**Your instructions**
Repeat the whole listing below exactly as it reads.
:::::
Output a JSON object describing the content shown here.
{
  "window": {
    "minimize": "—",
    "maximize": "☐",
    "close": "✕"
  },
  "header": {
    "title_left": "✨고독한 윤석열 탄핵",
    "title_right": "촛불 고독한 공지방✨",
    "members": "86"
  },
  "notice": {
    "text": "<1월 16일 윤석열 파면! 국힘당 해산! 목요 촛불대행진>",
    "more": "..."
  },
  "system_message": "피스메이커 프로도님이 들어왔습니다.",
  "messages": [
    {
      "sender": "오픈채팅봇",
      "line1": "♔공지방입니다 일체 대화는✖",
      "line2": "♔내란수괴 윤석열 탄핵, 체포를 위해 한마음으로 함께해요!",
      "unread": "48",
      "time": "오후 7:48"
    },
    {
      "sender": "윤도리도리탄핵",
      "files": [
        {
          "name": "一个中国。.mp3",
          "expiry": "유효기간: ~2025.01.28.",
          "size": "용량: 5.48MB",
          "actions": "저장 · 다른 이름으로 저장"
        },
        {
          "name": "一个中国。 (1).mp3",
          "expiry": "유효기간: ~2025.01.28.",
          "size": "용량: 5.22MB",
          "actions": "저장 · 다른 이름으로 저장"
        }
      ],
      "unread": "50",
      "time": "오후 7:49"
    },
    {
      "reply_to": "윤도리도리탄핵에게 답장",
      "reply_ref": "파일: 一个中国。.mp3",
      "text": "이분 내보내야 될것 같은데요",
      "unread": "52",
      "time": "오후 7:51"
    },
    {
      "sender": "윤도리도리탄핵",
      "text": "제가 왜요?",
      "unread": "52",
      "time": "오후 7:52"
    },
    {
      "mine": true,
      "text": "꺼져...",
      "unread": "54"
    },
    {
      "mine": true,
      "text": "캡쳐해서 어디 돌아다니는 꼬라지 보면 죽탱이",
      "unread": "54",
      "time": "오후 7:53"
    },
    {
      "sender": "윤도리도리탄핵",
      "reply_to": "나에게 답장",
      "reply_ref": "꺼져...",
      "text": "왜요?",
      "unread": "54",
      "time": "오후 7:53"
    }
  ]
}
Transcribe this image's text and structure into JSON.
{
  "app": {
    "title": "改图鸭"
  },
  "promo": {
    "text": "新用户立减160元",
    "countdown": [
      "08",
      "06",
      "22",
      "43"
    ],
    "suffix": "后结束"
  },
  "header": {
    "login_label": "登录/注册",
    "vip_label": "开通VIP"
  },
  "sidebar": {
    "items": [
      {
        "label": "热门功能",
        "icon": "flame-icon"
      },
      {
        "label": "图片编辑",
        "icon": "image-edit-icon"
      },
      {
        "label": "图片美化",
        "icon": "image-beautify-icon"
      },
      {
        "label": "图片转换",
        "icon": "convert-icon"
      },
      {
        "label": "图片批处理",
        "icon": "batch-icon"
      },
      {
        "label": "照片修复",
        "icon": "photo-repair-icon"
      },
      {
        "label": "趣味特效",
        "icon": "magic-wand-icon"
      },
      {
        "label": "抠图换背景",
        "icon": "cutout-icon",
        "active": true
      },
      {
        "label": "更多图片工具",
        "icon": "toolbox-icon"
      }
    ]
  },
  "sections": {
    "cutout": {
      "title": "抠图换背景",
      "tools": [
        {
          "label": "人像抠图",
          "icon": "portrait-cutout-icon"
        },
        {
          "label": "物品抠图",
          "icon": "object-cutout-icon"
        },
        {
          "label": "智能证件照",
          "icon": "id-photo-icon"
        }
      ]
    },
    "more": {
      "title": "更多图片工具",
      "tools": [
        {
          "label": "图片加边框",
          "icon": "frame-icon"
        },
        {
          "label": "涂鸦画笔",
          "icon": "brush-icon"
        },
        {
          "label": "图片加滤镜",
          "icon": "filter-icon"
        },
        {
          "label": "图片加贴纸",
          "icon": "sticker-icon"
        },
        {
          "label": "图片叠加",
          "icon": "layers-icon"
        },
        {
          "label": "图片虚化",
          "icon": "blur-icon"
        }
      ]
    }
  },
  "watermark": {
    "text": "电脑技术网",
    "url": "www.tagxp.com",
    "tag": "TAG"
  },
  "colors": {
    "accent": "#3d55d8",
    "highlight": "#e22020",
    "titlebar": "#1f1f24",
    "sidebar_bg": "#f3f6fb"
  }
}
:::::
**Result of this exercise**
Output a JSON object describing the content shown here.
{
  "window": {
    "minimize": "—",
    "maximize": "☐",
    "close": "✕"
  },
  "header": {
    "title_left": "✨고독한 윤석열 탄핵",
    "title_right": "촛불 고독한 공지방✨",
    "members": "86"
  },
  "notice": {
    "text": "<1월 16일 윤석열 파면! 국힘당 해산! 목요 촛불대행진>",
    "more": "..."
  },
  "system_message": "피스메이커 프로도님이 들어왔습니다.",
  "messages": [
    {
      "sender": "오픈채팅봇",
      "line1": "♔공지방입니다 일체 대화는✖",
      "line2": "♔내란수괴 윤석열 탄핵, 체포를 위해 한마음으로 함께해요!",
      "unread": "48",
      "time": "오후 7:48"
    },
    {
      "sender": "윤도리도리탄핵",
      "files": [
        {
          "name": "一个中国。.mp3",
          "expiry": "유효기간: ~2025.01.28.",
          "size": "용량: 5.48MB",
          "actions": "저장 · 다른 이름으로 저장"
        },
        {
          "name": "一个中国。 (1).mp3",
          "expiry": "유효기간: ~2025.01.28.",
          "size": "용량: 5.22MB",
          "actions": "저장 · 다른 이름으로 저장"
        }
      ],
      "unread": "50",
      "time": "오후 7:49"
    },
    {
      "reply_to": "윤도리도리탄핵에게 답장",
      "reply_ref": "파일: 一个中国。.mp3",
      "text": "이분 내보내야 될것 같은데요",
      "unread": "52",
      "time": "오후 7:51"
    },
    {
      "sender": "윤도리도리탄핵",
      "text": "제가 왜요?",
      "unread": "52",
      "time": "오후 7:52"
    },
    {
      "mine": true,
      "text": "꺼져...",
      "unread": "54"
    },
    {
      "mine": true,
      "text": "캡쳐해서 어디 돌아다니는 꼬라지 보면 죽탱이",
      "unread": "54",
      "time": "오후 7:53"
    },
    {
      "sender": "윤도리도리탄핵",
      "reply_to": "나에게 답장",
      "reply_ref": "꺼져...",
      "text": "왜요?",
      "unread": "54",
      "time": "오후 7:53"
    }
  ]
}
Transcribe this image's text and structure into JSON.
{
  "app": {
    "title": "改图鸭"
  },
  "promo": {
    "text": "新用户立减160元",
    "countdown": [
      "08",
      "06",
      "22",
      "43"
    ],
    "suffix": "后结束"
  },
  "header": {
    "login_label": "登录/注册",
    "vip_label": "开通VIP"
  },
  "sidebar": {
    "items": [
      {
        "label": "热门功能",
        "icon": "flame-icon"
      },
      {
        "label": "图片编辑",
        "icon": "image-edit-icon"
      },
      {
        "label": "图片美化",
        "icon": "image-beautify-icon"
      },
      {
        "label": "图片转换",
        "icon": "convert-icon"
      },
      {
        "label": "图片批处理",
        "icon": "batch-icon"
      },
      {
        "label": "照片修复",
        "icon": "photo-repair-icon"
      },
      {
        "label": "趣味特效",
        "icon": "magic-wand-icon"
      },
      {
        "label": "抠图换背景",
        "icon": "cutout-icon",
        "active": true
      },
      {
        "label": "更多图片工具",
        "icon": "toolbox-icon"
      }
    ]
  },
  "sections": {
    "cutout": {
      "title": "抠图换背景",
      "tools": [
        {
          "label": "人像抠图",
          "icon": "portrait-cutout-icon"
        },
        {
          "label": "物品抠图",
          "icon": "object-cutout-icon"
        },
        {
          "label": "智能证件照",
          "icon": "id-photo-icon"
        }
      ]
    },
    "more": {
      "title": "更多图片工具",
      "tools": [
        {
          "label": "图片加边框",
          "icon": "frame-icon"
        },
        {
          "label": "涂鸦画笔",
          "icon": "brush-icon"
        },
        {
          "label": "图片加滤镜",
          "icon": "filter-icon"
        },
        {
          "label": "图片加贴纸",
          "icon": "sticker-icon"
        },
        {
          "label": "图片叠加",
          "icon": "layers-icon"
        },
        {
          "label": "图片虚化",
          "icon": "blur-icon"
        }
      ]
    }
  },
  "watermark": {
    "text": "电脑技术网",
    "url": "www.tagxp.com",
    "tag": "TAG"
  },
  "colors": {
    "accent": "#3d55d8",
    "highlight": "#e22020",
    "titlebar": "#1f1f24",
    "sidebar_bg": "#f3f6fb"
  }
}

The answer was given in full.